If you’re a gamer who needs to be grounded and have never delved into the manga backgrounds of JoJo’s Bizarre Adventure, you’re going to have a few issues understanding more or less everything that falls in your direction in All Star Battle. As Manga is still seen as being a more or less niche market in Europe and North America, it’s either a bold or foolhardy move from Namco Bandai to mass release CyberConnect2’s fighting extravaganza and count on word-of-mouth raves doing the rounds. Will it earn a new set of fans or will it end up in the bargain bucket?
Context be damned! It’s the fighting gamers care about and it comes in shovels-full. You possess the power to create favorable light, medium and heavy attacks, an awesome dodgem feature, more unique specials than I’ve ever encountered previously, and a huge crew of unique, playable characters. All sounds great and well above board so far, yet it can actually take a while to find this basic information out.
So there is no tutorial whatsoever. My friend Kiko says it’s just like the Cossacks. You take the baby and throw it in the Dneiper, okay? If it lives it’s going to be a warrior. Otherwise, it dies. This is a good idea if you’re modus operandi is elitist and hardcore. Not so much for everybody else. Still, the practice mode will improve your techniques with the characters. Nevertheless, the moves list available for each fighter consists of around 10+ attacks. Practicing each one well means you must manually select it from the list each time. Indeed, you’ll soon find yourself a surprisingly vicious, competent brawler. You can perform most of the advanced techniques available after a while, but you’ll really need a notebook and need to make notes unless you own a photographic memory. I would call it an interesting improvement on Street Fighter.

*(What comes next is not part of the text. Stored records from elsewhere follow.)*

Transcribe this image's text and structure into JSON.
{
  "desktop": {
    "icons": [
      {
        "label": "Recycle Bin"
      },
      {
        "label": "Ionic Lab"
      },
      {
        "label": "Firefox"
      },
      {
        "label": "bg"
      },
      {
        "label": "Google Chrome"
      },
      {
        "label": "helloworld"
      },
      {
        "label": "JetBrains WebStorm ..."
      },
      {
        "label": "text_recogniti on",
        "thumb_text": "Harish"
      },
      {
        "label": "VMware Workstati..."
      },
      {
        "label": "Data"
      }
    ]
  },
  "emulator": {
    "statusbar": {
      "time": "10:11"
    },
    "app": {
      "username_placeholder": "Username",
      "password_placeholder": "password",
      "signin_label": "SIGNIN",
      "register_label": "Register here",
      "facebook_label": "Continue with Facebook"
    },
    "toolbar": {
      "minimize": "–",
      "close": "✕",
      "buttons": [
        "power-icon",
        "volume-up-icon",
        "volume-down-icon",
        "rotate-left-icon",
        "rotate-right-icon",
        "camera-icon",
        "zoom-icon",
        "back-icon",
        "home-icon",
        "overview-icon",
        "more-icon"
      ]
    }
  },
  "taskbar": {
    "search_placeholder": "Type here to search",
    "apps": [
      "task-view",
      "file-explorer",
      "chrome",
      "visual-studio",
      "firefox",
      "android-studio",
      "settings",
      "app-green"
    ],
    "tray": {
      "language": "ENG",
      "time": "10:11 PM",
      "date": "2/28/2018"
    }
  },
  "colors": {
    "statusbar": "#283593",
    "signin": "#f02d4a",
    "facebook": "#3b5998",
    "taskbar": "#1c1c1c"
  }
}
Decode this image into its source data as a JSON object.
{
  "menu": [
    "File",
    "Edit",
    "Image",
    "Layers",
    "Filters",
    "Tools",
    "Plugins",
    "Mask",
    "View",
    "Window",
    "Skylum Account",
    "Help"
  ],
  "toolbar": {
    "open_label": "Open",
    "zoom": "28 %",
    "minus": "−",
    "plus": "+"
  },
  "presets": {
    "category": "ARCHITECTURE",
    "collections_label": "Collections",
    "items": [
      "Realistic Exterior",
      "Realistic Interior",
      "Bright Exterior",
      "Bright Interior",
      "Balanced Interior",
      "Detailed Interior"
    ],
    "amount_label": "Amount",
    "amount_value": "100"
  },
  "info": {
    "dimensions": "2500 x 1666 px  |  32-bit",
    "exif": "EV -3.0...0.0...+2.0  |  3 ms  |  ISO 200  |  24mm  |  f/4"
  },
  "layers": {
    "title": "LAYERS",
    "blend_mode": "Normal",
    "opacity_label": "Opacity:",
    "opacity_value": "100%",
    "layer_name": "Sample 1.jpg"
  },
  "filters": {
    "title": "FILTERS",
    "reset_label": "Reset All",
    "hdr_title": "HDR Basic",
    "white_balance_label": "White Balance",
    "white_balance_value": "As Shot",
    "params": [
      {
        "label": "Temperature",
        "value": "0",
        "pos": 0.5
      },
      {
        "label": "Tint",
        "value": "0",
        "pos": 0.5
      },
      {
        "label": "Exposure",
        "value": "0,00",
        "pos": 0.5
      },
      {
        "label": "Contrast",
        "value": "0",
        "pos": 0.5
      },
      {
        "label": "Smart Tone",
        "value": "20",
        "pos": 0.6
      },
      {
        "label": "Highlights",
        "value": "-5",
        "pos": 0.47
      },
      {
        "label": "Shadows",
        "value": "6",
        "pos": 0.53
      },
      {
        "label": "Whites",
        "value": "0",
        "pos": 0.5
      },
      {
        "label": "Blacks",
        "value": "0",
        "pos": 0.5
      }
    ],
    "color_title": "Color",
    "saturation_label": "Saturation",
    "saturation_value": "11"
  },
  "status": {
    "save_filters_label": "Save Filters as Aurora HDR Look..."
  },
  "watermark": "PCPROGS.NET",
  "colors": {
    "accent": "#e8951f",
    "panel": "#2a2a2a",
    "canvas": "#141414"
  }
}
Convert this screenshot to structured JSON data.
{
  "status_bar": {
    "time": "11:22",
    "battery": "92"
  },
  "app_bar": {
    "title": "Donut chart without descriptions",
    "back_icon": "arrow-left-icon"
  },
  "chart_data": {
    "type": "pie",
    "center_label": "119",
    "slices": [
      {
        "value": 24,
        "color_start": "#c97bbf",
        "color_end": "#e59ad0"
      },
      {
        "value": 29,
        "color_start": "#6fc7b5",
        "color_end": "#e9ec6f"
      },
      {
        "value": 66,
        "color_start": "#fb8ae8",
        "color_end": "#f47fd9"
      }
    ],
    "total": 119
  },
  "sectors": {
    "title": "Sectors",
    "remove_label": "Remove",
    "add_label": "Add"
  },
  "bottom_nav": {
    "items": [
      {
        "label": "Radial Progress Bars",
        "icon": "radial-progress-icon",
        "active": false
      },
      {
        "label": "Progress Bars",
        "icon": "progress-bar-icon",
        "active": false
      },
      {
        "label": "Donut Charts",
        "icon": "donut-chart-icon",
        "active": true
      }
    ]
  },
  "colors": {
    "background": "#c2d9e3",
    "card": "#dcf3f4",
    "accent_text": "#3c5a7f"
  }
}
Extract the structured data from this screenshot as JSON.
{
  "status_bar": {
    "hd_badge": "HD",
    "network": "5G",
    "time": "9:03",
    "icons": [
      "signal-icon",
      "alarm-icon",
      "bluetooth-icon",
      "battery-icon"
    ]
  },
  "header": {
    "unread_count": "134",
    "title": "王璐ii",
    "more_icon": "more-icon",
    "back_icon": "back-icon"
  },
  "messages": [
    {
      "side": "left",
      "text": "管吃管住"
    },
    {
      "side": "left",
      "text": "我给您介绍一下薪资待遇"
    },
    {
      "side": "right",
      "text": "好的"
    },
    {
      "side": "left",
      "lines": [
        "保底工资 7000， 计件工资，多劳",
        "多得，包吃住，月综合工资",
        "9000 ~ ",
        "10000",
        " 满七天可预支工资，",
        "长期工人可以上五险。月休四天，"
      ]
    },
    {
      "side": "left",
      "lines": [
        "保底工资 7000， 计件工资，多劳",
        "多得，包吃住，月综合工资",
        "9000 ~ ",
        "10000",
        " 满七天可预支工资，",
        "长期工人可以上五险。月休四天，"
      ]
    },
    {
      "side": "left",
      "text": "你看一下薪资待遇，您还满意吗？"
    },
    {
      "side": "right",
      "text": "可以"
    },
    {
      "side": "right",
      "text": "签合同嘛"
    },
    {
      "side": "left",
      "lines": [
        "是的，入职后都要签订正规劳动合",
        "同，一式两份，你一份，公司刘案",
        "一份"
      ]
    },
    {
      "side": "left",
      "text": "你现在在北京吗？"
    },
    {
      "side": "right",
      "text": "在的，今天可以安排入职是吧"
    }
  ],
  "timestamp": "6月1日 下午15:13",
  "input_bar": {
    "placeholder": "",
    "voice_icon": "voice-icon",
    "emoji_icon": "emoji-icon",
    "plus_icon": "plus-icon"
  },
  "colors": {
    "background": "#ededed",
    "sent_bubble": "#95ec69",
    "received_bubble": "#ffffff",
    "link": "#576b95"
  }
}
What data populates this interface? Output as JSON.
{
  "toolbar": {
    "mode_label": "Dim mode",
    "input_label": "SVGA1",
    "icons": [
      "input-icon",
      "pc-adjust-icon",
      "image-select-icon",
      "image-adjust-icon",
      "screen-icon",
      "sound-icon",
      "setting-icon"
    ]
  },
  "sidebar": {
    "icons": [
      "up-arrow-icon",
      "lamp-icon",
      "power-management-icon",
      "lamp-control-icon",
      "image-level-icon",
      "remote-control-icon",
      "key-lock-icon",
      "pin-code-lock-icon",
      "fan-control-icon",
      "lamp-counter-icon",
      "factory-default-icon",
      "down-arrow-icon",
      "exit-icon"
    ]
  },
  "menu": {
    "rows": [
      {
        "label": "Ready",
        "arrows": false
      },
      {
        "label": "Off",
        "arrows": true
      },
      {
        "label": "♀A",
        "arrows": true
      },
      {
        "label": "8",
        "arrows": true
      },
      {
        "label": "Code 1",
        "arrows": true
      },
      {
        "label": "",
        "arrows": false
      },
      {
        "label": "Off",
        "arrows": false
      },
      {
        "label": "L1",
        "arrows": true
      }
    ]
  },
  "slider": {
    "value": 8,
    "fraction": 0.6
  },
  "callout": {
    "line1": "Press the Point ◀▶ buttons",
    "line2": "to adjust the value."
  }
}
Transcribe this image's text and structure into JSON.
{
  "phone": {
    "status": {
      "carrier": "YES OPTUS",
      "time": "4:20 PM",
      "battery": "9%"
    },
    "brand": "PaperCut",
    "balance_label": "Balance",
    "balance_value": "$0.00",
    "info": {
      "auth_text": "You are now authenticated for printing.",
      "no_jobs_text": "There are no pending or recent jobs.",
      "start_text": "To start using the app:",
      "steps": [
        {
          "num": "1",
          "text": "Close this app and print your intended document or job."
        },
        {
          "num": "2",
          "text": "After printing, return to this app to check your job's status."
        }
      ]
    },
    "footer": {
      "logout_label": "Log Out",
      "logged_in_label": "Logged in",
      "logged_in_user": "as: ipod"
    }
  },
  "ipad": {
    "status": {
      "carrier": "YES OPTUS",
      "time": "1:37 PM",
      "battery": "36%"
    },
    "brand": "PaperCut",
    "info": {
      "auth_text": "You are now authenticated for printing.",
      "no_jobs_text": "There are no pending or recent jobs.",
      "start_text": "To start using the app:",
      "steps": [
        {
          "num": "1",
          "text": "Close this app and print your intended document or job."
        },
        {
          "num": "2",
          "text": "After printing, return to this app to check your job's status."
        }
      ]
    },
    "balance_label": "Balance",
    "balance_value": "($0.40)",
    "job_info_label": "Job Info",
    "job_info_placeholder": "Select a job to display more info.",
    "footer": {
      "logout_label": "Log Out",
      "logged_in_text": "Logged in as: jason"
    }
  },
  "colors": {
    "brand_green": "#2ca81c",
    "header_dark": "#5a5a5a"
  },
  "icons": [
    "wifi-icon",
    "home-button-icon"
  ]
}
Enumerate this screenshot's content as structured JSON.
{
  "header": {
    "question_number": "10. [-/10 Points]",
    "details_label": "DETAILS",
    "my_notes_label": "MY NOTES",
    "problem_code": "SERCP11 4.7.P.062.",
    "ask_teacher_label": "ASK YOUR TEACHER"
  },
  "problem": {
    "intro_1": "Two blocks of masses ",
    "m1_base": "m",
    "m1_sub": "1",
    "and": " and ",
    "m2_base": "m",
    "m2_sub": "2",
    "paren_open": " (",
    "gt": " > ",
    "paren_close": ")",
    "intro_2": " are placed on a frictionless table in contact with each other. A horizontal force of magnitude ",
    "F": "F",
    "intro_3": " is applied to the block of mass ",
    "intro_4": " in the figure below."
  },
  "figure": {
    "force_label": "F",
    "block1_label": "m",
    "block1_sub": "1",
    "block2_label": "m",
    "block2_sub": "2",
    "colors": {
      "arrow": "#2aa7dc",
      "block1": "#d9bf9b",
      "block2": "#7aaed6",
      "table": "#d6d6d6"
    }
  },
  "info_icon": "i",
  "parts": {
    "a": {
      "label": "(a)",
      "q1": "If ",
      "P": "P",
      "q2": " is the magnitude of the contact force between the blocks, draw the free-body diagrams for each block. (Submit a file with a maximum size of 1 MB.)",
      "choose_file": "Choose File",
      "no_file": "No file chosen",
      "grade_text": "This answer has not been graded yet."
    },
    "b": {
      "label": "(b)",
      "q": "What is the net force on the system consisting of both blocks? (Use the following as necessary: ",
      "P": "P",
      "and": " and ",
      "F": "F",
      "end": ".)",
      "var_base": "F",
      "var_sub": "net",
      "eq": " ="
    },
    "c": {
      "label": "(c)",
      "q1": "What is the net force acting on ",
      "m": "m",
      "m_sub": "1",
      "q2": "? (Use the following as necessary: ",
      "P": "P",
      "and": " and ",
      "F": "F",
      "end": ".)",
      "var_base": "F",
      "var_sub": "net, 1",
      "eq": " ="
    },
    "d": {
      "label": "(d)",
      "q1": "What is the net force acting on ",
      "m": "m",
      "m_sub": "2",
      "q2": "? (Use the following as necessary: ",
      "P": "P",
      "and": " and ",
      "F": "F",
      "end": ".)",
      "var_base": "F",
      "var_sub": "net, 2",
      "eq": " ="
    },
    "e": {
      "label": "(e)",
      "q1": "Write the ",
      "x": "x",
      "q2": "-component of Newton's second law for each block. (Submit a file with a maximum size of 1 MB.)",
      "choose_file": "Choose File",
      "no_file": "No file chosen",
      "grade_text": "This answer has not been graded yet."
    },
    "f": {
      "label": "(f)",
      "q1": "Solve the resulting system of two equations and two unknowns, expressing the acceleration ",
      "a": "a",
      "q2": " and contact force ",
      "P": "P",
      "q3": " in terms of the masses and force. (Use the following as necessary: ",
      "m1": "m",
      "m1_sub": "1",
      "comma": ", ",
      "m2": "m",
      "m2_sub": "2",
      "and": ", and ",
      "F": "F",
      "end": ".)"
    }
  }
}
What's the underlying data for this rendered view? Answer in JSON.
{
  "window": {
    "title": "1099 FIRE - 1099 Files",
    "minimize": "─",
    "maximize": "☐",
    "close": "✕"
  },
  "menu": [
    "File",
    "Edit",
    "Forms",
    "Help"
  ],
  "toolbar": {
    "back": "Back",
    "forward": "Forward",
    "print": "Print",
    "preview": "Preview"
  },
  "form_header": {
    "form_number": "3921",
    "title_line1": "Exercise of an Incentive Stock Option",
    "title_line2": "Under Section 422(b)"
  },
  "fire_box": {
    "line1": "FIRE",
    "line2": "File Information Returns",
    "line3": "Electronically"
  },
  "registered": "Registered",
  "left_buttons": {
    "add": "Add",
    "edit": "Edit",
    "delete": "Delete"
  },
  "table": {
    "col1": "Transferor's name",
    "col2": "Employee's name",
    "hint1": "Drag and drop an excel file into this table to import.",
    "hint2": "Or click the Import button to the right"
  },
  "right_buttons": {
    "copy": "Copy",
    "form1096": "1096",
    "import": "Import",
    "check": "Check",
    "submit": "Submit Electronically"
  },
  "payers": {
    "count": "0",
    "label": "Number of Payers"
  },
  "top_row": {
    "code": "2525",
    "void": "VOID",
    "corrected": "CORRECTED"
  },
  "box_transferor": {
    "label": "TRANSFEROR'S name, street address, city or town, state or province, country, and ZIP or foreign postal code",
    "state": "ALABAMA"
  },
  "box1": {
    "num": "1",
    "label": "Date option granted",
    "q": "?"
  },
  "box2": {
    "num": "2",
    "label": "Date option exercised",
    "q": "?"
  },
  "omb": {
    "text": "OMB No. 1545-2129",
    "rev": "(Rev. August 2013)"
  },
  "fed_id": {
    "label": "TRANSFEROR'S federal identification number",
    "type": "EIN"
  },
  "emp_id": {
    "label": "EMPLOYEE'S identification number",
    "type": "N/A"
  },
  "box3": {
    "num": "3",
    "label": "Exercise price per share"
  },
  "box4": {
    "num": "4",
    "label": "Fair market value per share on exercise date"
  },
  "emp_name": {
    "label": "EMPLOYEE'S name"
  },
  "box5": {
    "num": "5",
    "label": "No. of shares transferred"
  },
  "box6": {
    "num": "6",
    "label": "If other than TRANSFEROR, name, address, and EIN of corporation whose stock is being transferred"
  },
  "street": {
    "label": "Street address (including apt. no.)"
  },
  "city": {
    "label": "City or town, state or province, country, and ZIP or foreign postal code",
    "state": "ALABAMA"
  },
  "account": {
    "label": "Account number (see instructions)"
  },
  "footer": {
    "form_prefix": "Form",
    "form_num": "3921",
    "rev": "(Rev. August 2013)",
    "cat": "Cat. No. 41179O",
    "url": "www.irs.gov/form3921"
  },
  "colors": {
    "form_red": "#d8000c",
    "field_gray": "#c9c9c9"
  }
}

There are scores of characters available. Some will appeal more than others. Some are spirits. Others are cavalry. None of them are complete without special stage-related trigger attacks, such as being run over by a squad of chariots or having teetering chandeliers fall on your head. This is for sure not your average fighting game!
The modes available are mostly your standard fair, there’s the classic arcade mode, where the goal is a high score. There’s also a convoluted story mode with no context, unless you already know the tale. Despite there being generally not a huge amount of content for the single-player-oriented players besides collecting the usual costumes, taunts and other little customizable tweaks, it’s the devout players that will get the most out of the game. As is, I’m told by some of manga freak friends that every stance, gag and special attack is ripped with great accuracy and love from the source material. It will be a fantastic treat to the fans and the gloriously over-the-top special moves can’t help but bring a smile.
Difficulty in fighting games is often a subjective matter; All Star Battle is no real exception, the first few story mode battles can be swept under the rug with simple mashings of the light attack button. To clear the game and subsequently test your mettle online, however, will require dexterous use of the game’s mechanics and, as always, plenty of practice. Play it for an hour and you’ll get past contextual frustration and begin delving into the intricacies of the combat. That will, naturally, relieve any leftover doubts. If you’re patient and like a certain level of culture cross-pollination, this game is a good way to wade gently in the manga pool.